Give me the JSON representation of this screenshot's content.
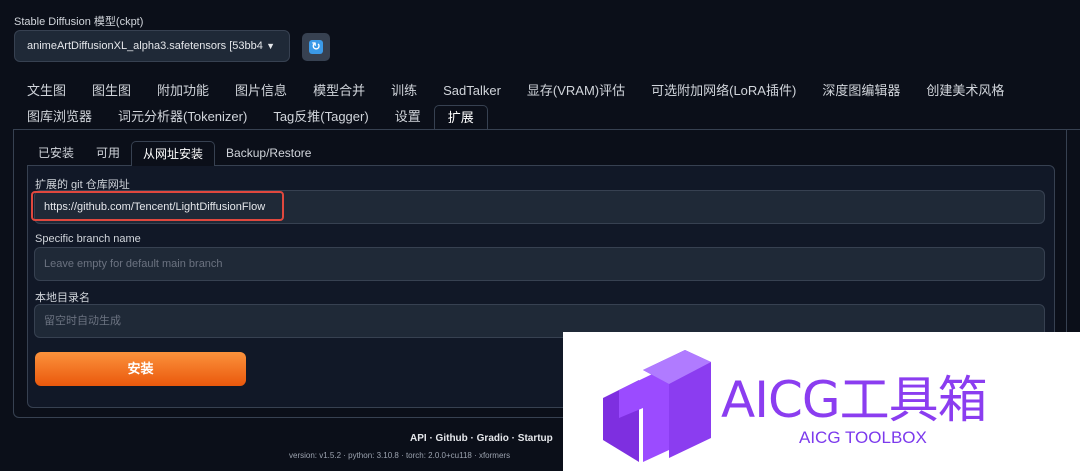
{
  "model": {
    "label": "Stable Diffusion 模型(ckpt)",
    "selected": "animeArtDiffusionXL_alpha3.safetensors [53bb4"
  },
  "tabs_row1": [
    "文生图",
    "图生图",
    "附加功能",
    "图片信息",
    "模型合并",
    "训练",
    "SadTalker",
    "显存(VRAM)评估",
    "可选附加网络(LoRA插件)",
    "深度图编辑器",
    "创建美术风格"
  ],
  "tabs_row2": [
    "图库浏览器",
    "词元分析器(Tokenizer)",
    "Tag反推(Tagger)",
    "设置",
    "扩展"
  ],
  "active_tab": "扩展",
  "subtabs": [
    "已安装",
    "可用",
    "从网址安装",
    "Backup/Restore"
  ],
  "active_subtab": "从网址安装",
  "form": {
    "git_label": "扩展的 git 仓库网址",
    "git_value": "https://github.com/Tencent/LightDiffusionFlow",
    "branch_label": "Specific branch name",
    "branch_placeholder": "Leave empty for default main branch",
    "dir_label": "本地目录名",
    "dir_placeholder": "留空时自动生成",
    "install_label": "安装"
  },
  "footer": {
    "links": "API · Github · Gradio · Startup",
    "versions": "version: v1.5.2 · python: 3.10.8 · torch: 2.0.0+cu118 · xformers"
  },
  "overlay": {
    "title": "AICG工具箱",
    "subtitle": "AICG TOOLBOX",
    "brand_color": "#8b3df0"
  }
}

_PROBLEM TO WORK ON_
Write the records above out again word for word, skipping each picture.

_ANSWER FOR THE TASK_
Give me the JSON representation of this screenshot's content.
{
  "model": {
    "label": "Stable Diffusion 模型(ckpt)",
    "selected": "animeArtDiffusionXL_alpha3.safetensors [53bb4"
  },
  "tabs_row1": [
    "文生图",
    "图生图",
    "附加功能",
    "图片信息",
    "模型合并",
    "训练",
    "SadTalker",
    "显存(VRAM)评估",
    "可选附加网络(LoRA插件)",
    "深度图编辑器",
    "创建美术风格"
  ],
  "tabs_row2": [
    "图库浏览器",
    "词元分析器(Tokenizer)",
    "Tag反推(Tagger)",
    "设置",
    "扩展"
  ],
  "active_tab": "扩展",
  "subtabs": [
    "已安装",
    "可用",
    "从网址安装",
    "Backup/Restore"
  ],
  "active_subtab": "从网址安装",
  "form": {
    "git_label": "扩展的 git 仓库网址",
    "git_value": "https://github.com/Tencent/LightDiffusionFlow",
    "branch_label": "Specific branch name",
    "branch_placeholder": "Leave empty for default main branch",
    "dir_label": "本地目录名",
    "dir_placeholder": "留空时自动生成",
    "install_label": "安装"
  },
  "footer": {
    "links": "API · Github · Gradio · Startup",
    "versions": "version: v1.5.2 · python: 3.10.8 · torch: 2.0.0+cu118 · xformers"
  },
  "overlay": {
    "title": "AICG工具箱",
    "subtitle": "AICG TOOLBOX",
    "brand_color": "#8b3df0"
  }
}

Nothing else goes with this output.